##### Records for processing
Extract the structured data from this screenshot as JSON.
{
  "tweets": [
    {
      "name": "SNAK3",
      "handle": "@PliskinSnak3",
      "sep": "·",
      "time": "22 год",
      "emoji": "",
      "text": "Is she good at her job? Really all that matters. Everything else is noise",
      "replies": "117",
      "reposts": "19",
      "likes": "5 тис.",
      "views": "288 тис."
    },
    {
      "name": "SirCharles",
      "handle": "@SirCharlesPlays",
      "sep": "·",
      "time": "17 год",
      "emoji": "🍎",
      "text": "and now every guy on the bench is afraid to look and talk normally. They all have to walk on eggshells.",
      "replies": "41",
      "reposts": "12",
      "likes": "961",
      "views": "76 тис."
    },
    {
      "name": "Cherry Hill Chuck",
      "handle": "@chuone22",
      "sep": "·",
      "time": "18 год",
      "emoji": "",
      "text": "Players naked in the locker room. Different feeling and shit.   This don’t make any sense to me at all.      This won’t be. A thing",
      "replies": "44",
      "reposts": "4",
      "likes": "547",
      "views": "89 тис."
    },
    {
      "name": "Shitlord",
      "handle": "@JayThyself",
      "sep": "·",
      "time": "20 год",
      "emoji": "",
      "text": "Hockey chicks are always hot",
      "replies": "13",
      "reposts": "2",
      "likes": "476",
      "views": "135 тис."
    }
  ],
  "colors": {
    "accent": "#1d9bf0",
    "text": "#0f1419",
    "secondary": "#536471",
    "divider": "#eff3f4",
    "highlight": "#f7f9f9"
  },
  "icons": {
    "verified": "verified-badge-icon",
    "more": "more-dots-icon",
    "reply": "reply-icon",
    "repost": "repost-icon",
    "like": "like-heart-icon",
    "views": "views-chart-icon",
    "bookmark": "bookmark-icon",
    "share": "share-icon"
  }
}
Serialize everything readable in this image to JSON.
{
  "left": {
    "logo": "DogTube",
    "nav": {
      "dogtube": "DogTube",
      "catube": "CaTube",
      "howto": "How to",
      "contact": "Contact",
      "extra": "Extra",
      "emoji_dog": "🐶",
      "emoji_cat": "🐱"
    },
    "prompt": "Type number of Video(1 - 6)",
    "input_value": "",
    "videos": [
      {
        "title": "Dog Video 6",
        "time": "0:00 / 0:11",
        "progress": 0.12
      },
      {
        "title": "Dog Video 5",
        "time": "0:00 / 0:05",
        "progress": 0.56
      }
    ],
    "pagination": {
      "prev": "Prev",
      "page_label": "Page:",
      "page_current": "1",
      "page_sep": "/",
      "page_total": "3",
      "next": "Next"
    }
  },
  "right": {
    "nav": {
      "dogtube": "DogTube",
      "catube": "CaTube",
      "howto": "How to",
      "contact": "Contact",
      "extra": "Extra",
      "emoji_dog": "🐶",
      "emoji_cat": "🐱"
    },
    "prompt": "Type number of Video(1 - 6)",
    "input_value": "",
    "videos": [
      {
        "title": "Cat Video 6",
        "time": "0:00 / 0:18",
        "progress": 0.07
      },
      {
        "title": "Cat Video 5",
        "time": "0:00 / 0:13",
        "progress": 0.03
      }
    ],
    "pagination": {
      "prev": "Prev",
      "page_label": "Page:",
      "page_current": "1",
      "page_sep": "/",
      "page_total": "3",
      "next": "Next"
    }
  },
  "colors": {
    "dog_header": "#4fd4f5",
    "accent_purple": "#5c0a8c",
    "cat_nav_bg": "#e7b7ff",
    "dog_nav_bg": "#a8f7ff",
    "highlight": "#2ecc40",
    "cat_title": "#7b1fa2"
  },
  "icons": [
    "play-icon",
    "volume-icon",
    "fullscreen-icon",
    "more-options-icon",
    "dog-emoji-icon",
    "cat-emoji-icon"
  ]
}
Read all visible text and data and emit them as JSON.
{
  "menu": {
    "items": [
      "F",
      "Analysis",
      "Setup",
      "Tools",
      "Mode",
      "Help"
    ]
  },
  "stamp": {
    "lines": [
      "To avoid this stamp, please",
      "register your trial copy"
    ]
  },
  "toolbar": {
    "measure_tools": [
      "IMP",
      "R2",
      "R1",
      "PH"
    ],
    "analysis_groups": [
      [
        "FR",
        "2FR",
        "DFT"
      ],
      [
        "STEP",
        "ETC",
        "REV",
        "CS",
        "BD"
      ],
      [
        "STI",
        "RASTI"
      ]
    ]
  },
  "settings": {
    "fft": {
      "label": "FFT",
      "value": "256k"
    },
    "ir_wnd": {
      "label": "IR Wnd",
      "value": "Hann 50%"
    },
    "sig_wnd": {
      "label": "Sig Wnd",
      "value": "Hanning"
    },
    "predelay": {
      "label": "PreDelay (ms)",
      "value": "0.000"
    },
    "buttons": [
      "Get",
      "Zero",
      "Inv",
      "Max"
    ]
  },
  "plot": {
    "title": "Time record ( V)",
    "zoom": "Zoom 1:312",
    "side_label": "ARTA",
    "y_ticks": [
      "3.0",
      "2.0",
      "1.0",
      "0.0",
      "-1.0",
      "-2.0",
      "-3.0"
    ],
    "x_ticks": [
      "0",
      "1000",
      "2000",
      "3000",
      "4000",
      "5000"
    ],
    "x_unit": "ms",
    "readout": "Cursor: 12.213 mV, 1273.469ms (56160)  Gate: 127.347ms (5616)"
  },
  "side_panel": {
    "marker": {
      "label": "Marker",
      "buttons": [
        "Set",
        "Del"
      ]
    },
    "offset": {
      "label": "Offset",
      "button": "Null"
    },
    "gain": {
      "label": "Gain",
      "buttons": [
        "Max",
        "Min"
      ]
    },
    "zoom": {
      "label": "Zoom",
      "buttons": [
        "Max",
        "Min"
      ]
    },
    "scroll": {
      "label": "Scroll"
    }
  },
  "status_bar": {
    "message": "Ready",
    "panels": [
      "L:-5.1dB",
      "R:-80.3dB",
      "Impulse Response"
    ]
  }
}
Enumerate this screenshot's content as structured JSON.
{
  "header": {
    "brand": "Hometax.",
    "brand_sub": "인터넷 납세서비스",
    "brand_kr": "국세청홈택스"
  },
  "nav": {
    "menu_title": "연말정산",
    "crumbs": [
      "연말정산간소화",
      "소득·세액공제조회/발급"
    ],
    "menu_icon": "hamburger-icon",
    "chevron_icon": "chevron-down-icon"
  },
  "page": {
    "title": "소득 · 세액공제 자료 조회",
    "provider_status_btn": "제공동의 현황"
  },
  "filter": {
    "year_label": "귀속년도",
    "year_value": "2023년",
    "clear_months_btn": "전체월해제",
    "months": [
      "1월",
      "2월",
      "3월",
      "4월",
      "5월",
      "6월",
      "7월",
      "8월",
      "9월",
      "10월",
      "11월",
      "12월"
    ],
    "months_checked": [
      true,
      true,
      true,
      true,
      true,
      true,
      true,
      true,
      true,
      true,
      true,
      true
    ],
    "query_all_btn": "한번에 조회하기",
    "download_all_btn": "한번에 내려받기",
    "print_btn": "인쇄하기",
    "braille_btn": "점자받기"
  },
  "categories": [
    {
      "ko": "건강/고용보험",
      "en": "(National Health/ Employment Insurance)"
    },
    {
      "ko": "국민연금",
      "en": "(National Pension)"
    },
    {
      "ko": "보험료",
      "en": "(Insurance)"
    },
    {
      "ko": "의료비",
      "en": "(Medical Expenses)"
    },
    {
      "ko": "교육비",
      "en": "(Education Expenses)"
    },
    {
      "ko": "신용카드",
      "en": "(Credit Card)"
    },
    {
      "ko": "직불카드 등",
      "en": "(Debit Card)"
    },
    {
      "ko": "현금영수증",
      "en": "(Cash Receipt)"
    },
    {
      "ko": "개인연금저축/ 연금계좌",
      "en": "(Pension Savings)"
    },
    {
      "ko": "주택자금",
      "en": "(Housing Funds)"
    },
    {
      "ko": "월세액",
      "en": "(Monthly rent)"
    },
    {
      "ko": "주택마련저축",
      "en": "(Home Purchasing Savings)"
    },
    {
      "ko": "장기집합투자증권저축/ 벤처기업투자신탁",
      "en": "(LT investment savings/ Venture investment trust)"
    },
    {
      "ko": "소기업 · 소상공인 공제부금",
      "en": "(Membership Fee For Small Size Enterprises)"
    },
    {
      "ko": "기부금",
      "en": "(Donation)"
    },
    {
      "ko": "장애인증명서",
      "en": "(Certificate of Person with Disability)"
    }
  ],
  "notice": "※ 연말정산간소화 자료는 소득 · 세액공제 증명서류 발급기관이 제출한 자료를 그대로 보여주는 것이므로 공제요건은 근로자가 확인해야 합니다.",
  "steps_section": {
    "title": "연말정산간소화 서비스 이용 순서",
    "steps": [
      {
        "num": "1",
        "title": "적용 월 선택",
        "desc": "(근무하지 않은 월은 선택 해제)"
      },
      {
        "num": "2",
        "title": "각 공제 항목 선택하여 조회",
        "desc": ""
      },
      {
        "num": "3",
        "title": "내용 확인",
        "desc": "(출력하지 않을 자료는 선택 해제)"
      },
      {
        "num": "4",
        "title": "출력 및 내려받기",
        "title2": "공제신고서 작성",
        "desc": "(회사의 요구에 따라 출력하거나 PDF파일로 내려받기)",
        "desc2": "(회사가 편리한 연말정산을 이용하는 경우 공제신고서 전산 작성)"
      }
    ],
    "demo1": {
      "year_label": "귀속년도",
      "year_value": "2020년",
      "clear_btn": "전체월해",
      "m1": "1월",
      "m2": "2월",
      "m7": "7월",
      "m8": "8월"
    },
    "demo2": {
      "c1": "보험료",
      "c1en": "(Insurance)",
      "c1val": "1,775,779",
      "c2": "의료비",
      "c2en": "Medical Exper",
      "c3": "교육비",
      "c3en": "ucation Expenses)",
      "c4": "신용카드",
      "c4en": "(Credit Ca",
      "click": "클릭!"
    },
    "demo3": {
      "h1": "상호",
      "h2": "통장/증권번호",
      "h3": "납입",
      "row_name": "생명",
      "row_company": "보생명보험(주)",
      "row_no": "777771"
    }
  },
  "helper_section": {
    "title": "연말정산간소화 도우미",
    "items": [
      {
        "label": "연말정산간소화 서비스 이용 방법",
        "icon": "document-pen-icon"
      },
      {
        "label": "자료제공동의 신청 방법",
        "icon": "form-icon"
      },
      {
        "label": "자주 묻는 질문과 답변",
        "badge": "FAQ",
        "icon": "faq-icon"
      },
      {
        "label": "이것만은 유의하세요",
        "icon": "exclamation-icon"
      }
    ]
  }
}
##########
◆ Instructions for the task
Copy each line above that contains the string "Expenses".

◆ Output
      "en": "(Medical Expenses)"
      "en": "(Education Expenses)"
      "c3en": "ucation Expenses)",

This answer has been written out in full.